    1. Fay,

      I think it’s wonderful that you found some of your own discoveries echoed by Fitch here. We don’t always trust our own insights but this should prove to you that you have great instincts.

      I made a lovely discovery once when I had to prepare a class of six/seven year olds for a school play – I let them lead the production (bilingual – English and Irish with poetry and Irish dancing inside the story) and it was magical – I’ll never forget it – it was one of my defining moments in teaching:))

  2. It’s worth pointing out that when engaged in this kind of narrative work, it become almost impossible to separate out the four skills of reading, writing, listening and speaking.
    In whatever we say we must acknoledge that the classroom activity is that which emcompasses the four macro-skills of language;reading, writing, listening and speaking, and story telling does.

    That which now might appear useful but fairly routine was once a novel, untried idea. Go for it!
    I think this is enough to show teachers that teaching in not routine but being up to date with varying activities.

    1. It’s all about stepping beyond those comfort zones, isn’t it?

      This was such a rich interview – I think we could quote every line as something substantial – I have lots of inspiration here for future articles and lesson plans.

  3. Once O’Connell stated the relationship children have to stories and the structure of stories, I stopped to take notes. It is now logical to me to follow his train of thought regarding the level of engagement being essential. The transcendence of knowledge being necessary for each individual word, grammatical nuance, etc. makes perfect sense. It is the goal of TESOLs to have their ELLs internalize their new language so fluency is achieved. What better way than the use of stories, as O’Connell has explained so coherently. I look forward to using his story telling ideas in the unit on “Hunger Games” planned for the beginning of this school year. I am so excited about teaching this book and want the experience for the ELLs to be exciting, too. Thanks for sharing this wonderful interview.

    1. Debra – I can feel your enthusiasm – if you want to or have time, you can make a lesson plan outline and present it to us in WizIQ – Jason is planning for some voluntary presentations:))

  4. I am always looking for the idea that makes my heart beat just a little bit faster, that seems just slightly loopy, or unusual, or – often – just fun. I suppose the message is ‘go one step further than you’ve been before’ every time you are developing. Don’t be afraid of the unknown. Often, that which now might appear useful but fairly routine was once a novel, untried idea. Go for it!

    1. I definitely resonate with the loopy side – we’ve got to be excited – that’s our reward for teaching and it’s also our inspiration:))

  5. Nice interview and full of great thoughts/ideas. Highly agree with Egan’s book being a must for a complete bookshelf for any ELTeacher. Egan is sensitive to the role culture plays in learning and more teachers need training in this area.

    I’ve found folktales to be great intercultural materials for teaching language.
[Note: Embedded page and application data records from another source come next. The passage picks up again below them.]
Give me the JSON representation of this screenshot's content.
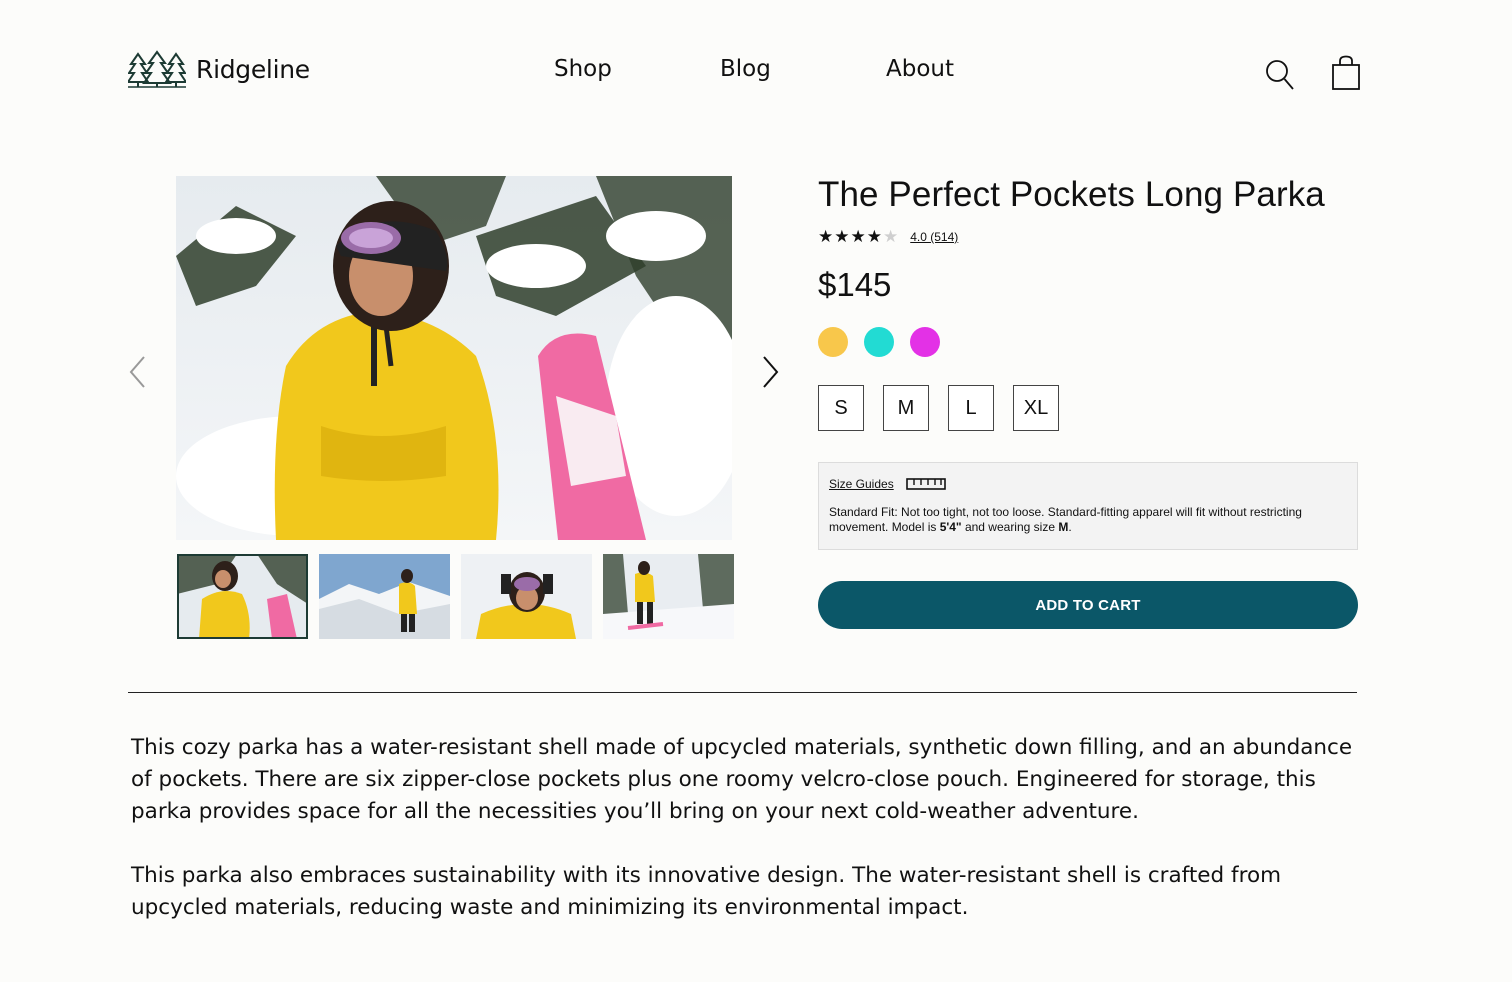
{
  "brand": {
    "name": "Ridgeline",
    "logo_icon": "pine-trees-icon",
    "logo_color": "#1d3b34"
  },
  "nav": {
    "items": [
      "Shop",
      "Blog",
      "About"
    ]
  },
  "header_icons": [
    "search-icon",
    "shopping-bag-icon"
  ],
  "gallery": {
    "prev_icon": "chevron-left-icon",
    "next_icon": "chevron-right-icon",
    "thumbnail_count": 4,
    "active_thumbnail": 0
  },
  "product": {
    "title": "The Perfect Pockets Long Parka",
    "rating": 4.0,
    "rating_max": 5,
    "rating_text": "4.0 (514)",
    "price": "$145",
    "colors": [
      "#f8c74b",
      "#22dbd3",
      "#e331e6"
    ],
    "sizes": [
      "S",
      "M",
      "L",
      "XL"
    ],
    "size_guide": {
      "link": "Size Guides",
      "icon": "ruler-icon",
      "fit_text_1": "Standard Fit: Not too tight, not too loose. Standard-fitting apparel will fit without restricting movement. Model is ",
      "model_height": "5'4\"",
      "fit_text_2": " and wearing size ",
      "model_size": "M",
      "fit_text_3": "."
    },
    "add_to_cart": "ADD TO CART",
    "button_color": "#0b5768"
  },
  "description": {
    "paragraphs": [
      "This cozy parka has a water-resistant shell made of upcycled materials, synthetic down filling, and an abundance of pockets. There are six zipper-close pockets plus one roomy velcro-close pouch. Engineered for storage, this parka provides space for all the necessities you’ll bring on your next cold-weather adventure.",
      "This parka also embraces sustainability with its innovative design. The water-resistant shell is crafted from upcycled materials, reducing waste and minimizing its environmental impact."
    ]
  }
}
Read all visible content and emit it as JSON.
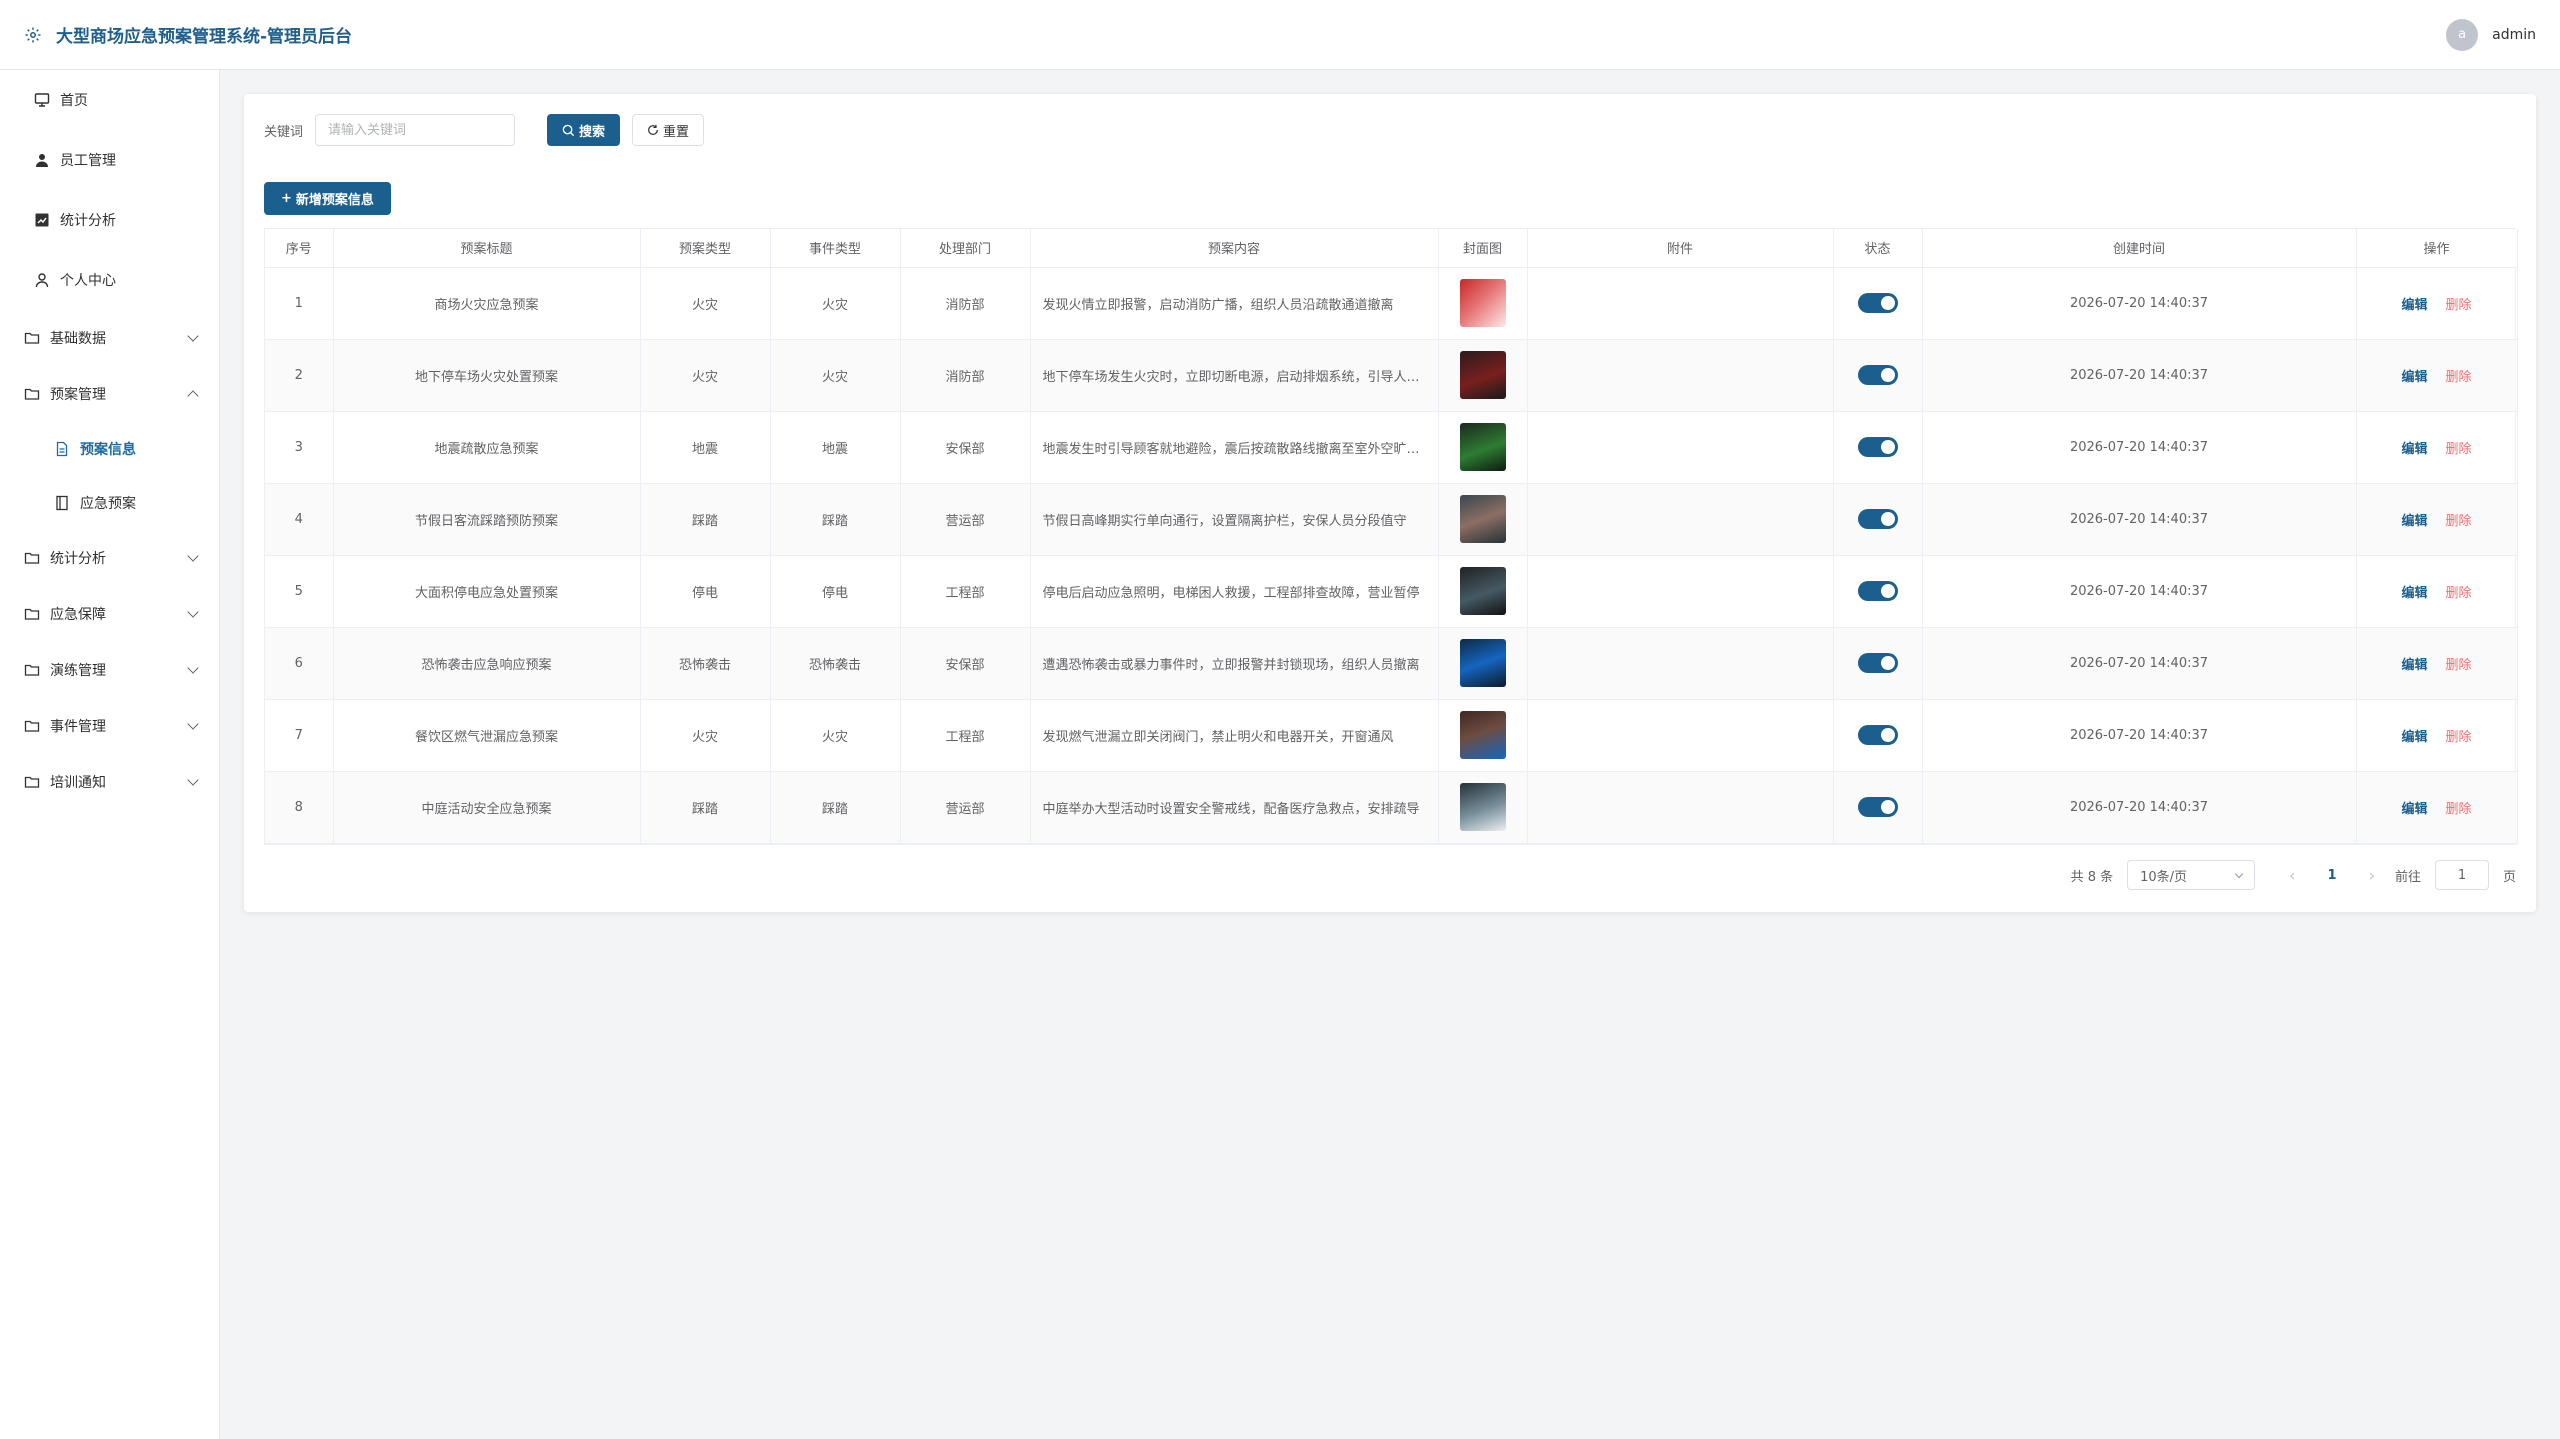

Putting their own folktales into English (written or spoken) is a strong activity with lots of context provided by their already provided cultural knowledge. For example I’ve taught Kongi Patchi (The Korean Cinderella) – same story as the English but with its own dressing.

    On another note – you state you learned a lot from this interview. I wonder what Sugata Mitra would say to this? He believes us teachers shouldn’t believe blogs, comments, suggestions that are online – for him the only truth is if something is peer reviewed by academics! Just thought of that and find it really funny.

    1. Hi David

      I have also added your EFLclassroom 2.0 story-telling resources to my powerpoint for all course attendees:)

      Thanks a lot for the food for thought on Sugata Mitra – I always appreciate your challenging comments. I’ll work it out after I’ve taken care of this webinar.

      1. David, I can also put your question to our teachers on facebook and in the class feed, upload my powerpoint to my EFLclassroom2.0 blog, and even write an article after doing some research:)

        Nothing TOO academic, of course;)

Leave a Reply

Your email address will not be published. Required fields are marked *